So what are you worried about? If you’re a Cub fan you’re worried all the time! That I can’t help you with because you should be worried. But how about your $300,000 stock portfolio? It’s been a nice run but now you’re thinking all good things got to come to an end. For example, let’s say you are worried about a 15% to 20% market decline in the next three months. Your goal should be to limit downside risk and keep your upside profit potential intact. Here’s how the protection works:
First you need to determine the number of SPX (S&P 500) Puts you will need for protection.
SPX @ 1560
Portfolio $Value to be Hedged / Notional Value of Index Contract (Strike x $100)
$300,000 / (1560 x $100) = 2 SPX Puts
Buy 2 SPX June 1560 Puts @ $41.00 ($4,100 per contract)
Total Cost = $8,200 (excluding commissions)
One SPX June 1560 Put protects $156,000
Assume in our example SPX @ 1248 Market is down 20% so portfolio is down 20% Your $291,800 stock portfolio is now $233,440
SPX @ 1248
1560 Puts @$312.00
Value of Puts: $312.00 x 2 x 100 = $62,400
Total Portfolio: $233,440 + $62,400 = $295,840
The market is down 20% and you are down less than 2% If you are unwilling to pay for Puts you may consider selling near-the-money calls on stocks that you are willing to sell now. You could sell out-of-the- money calls on stocks that you are willing to sell if the price rises. Or a Bear Put spread may be another consideration to off-set the purchase price of the puts to a certain degree.

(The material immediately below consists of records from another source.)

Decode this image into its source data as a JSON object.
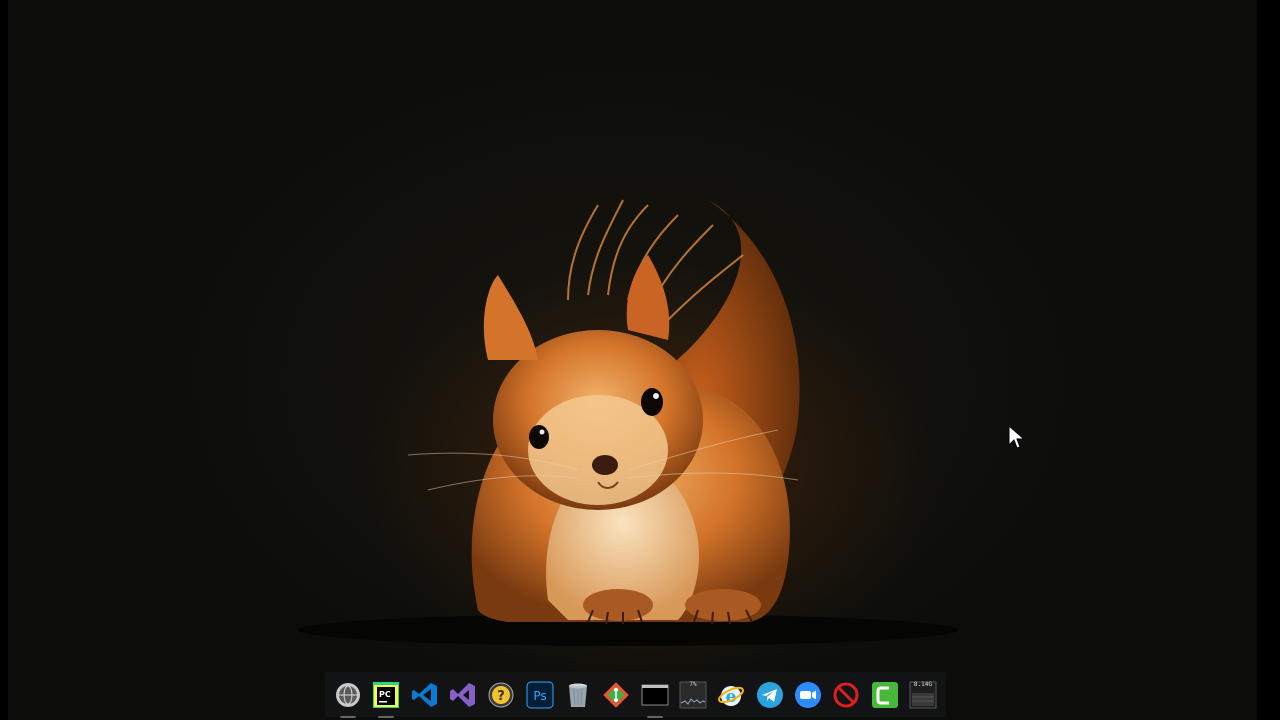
{
  "desktop": {
    "wallpaper": "squirrel-photo",
    "background_color": "#0c0d0a"
  },
  "dock": {
    "items": [
      {
        "id": "system-settings",
        "icon": "globe-gear-icon",
        "running": true
      },
      {
        "id": "pycharm",
        "icon": "pycharm-icon",
        "label": "PC",
        "running": true
      },
      {
        "id": "vscode",
        "icon": "vscode-icon",
        "running": false
      },
      {
        "id": "visual-studio",
        "icon": "visual-studio-icon",
        "running": false
      },
      {
        "id": "help",
        "icon": "help-icon",
        "running": false
      },
      {
        "id": "photoshop",
        "icon": "photoshop-icon",
        "label": "Ps",
        "running": false
      },
      {
        "id": "trash",
        "icon": "trash-icon",
        "running": false
      },
      {
        "id": "git",
        "icon": "git-icon",
        "running": false
      },
      {
        "id": "terminal",
        "icon": "terminal-icon",
        "running": true
      },
      {
        "id": "cpu-monitor",
        "icon": "cpu-monitor-icon",
        "label": "7%",
        "running": false
      },
      {
        "id": "internet-explorer",
        "icon": "ie-icon",
        "running": false
      },
      {
        "id": "telegram",
        "icon": "telegram-icon",
        "running": false
      },
      {
        "id": "zoom",
        "icon": "zoom-icon",
        "running": false
      },
      {
        "id": "blocker",
        "icon": "no-entry-icon",
        "running": false
      },
      {
        "id": "camtasia",
        "icon": "camtasia-icon",
        "running": false
      },
      {
        "id": "memory-monitor",
        "icon": "memory-monitor-icon",
        "label": "8.14G",
        "running": false
      }
    ]
  },
  "colors": {
    "dock_bg": "#141416",
    "pycharm_green": "#21d789",
    "vscode_blue": "#0a7ad4",
    "vs_purple": "#8661c5",
    "ps_blue": "#31a8ff",
    "telegram_blue": "#2aa3de",
    "zoom_blue": "#2d8cff",
    "camtasia_green": "#46b83a",
    "no_entry_red": "#e01e1e"
  }
}
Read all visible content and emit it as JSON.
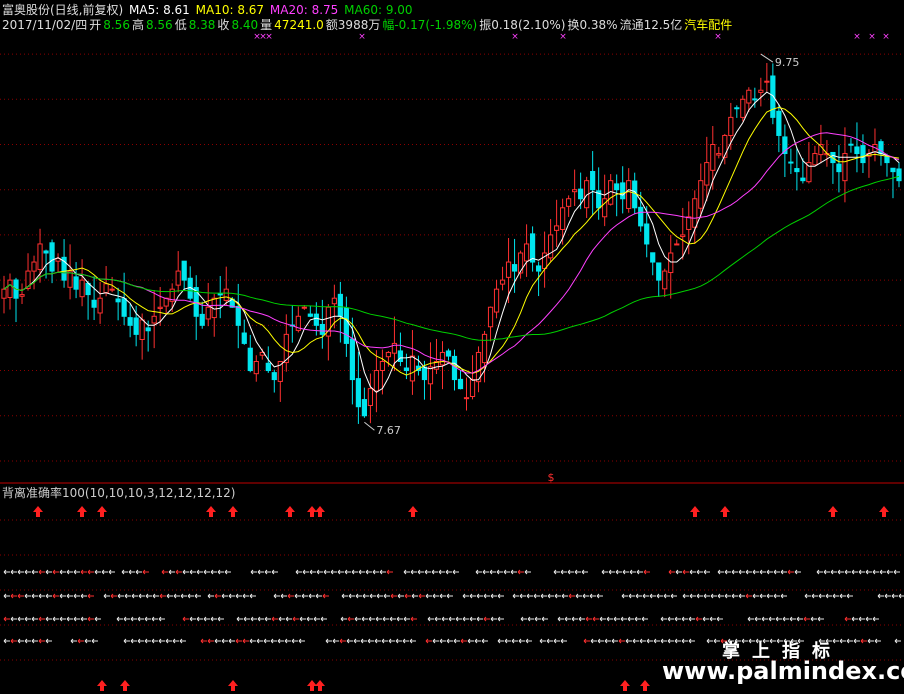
{
  "header": {
    "name": "富奥股份(日线,前复权)",
    "ma5": "MA5: 8.61",
    "ma10": "MA10: 8.67",
    "ma20": "MA20: 8.75",
    "ma60": "MA60: 9.00",
    "date": "2017/11/02/四",
    "open_lbl": "开",
    "open": "8.56",
    "high_lbl": "高",
    "high": "8.56",
    "low_lbl": "低",
    "low": "8.38",
    "close_lbl": "收",
    "close": "8.40",
    "vol_lbl": "量",
    "vol": "47241.0",
    "amount": "额3988万",
    "change": "幅-0.17(-1.98%)",
    "amp": "振0.18(2.10%)",
    "turn": "换0.38%",
    "float": "流通12.5亿",
    "sector": "汽车配件"
  },
  "indicator": {
    "title": "背离准确率100(10,10,10,3,12,12,12,12)"
  },
  "watermark": {
    "cn": "掌上指标",
    "url": "www.palmindex.com"
  },
  "colors": {
    "up": "#ff3030",
    "down": "#00e5ee",
    "ma5": "#ffffff",
    "ma10": "#ffff00",
    "ma20": "#ff40ff",
    "ma60": "#00d000",
    "grid": "#8b0000"
  },
  "chart_data": {
    "type": "candlestick",
    "price_range": [
      7.45,
      9.85
    ],
    "high_mark": "9.75",
    "low_mark": "7.67",
    "closes": [
      8.45,
      8.5,
      8.4,
      8.42,
      8.55,
      8.6,
      8.7,
      8.65,
      8.55,
      8.62,
      8.5,
      8.55,
      8.45,
      8.5,
      8.42,
      8.35,
      8.4,
      8.48,
      8.45,
      8.38,
      8.3,
      8.25,
      8.2,
      8.28,
      8.22,
      8.3,
      8.35,
      8.4,
      8.45,
      8.55,
      8.5,
      8.4,
      8.3,
      8.25,
      8.35,
      8.4,
      8.42,
      8.45,
      8.35,
      8.25,
      8.15,
      8.0,
      8.05,
      8.1,
      8.0,
      7.95,
      8.05,
      8.2,
      8.25,
      8.3,
      8.35,
      8.3,
      8.25,
      8.2,
      8.35,
      8.4,
      8.3,
      8.15,
      7.95,
      7.8,
      7.75,
      7.9,
      8.0,
      8.05,
      8.1,
      8.15,
      8.05,
      8.0,
      8.08,
      8.0,
      7.95,
      8.02,
      8.05,
      8.1,
      8.08,
      7.95,
      7.9,
      7.85,
      7.95,
      8.1,
      8.2,
      8.35,
      8.45,
      8.5,
      8.6,
      8.55,
      8.65,
      8.7,
      8.6,
      8.55,
      8.65,
      8.75,
      8.8,
      8.9,
      8.95,
      9.0,
      8.95,
      9.05,
      9.0,
      8.9,
      8.95,
      9.05,
      9.0,
      8.95,
      9.05,
      8.9,
      8.8,
      8.7,
      8.6,
      8.5,
      8.55,
      8.65,
      8.7,
      8.75,
      8.85,
      8.95,
      9.05,
      9.15,
      9.25,
      9.2,
      9.3,
      9.4,
      9.45,
      9.5,
      9.55,
      9.5,
      9.55,
      9.6,
      9.4,
      9.3,
      9.2,
      9.15,
      9.1,
      9.05,
      9.15,
      9.2,
      9.25,
      9.2,
      9.15,
      9.1,
      9.2,
      9.25,
      9.2,
      9.15,
      9.2,
      9.25,
      9.2,
      9.15,
      9.1,
      9.05
    ],
    "ma_series": [
      "MA5",
      "MA10",
      "MA20",
      "MA60"
    ],
    "signal_up_top": [
      38,
      82,
      102,
      211,
      233,
      290,
      312,
      320,
      413,
      695,
      725,
      833,
      884
    ],
    "signal_up_bottom": [
      102,
      125,
      233,
      312,
      320,
      625,
      645
    ]
  }
}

There is an old saying in the pits here at CBOE. Buy Puts when you can, not when you have to.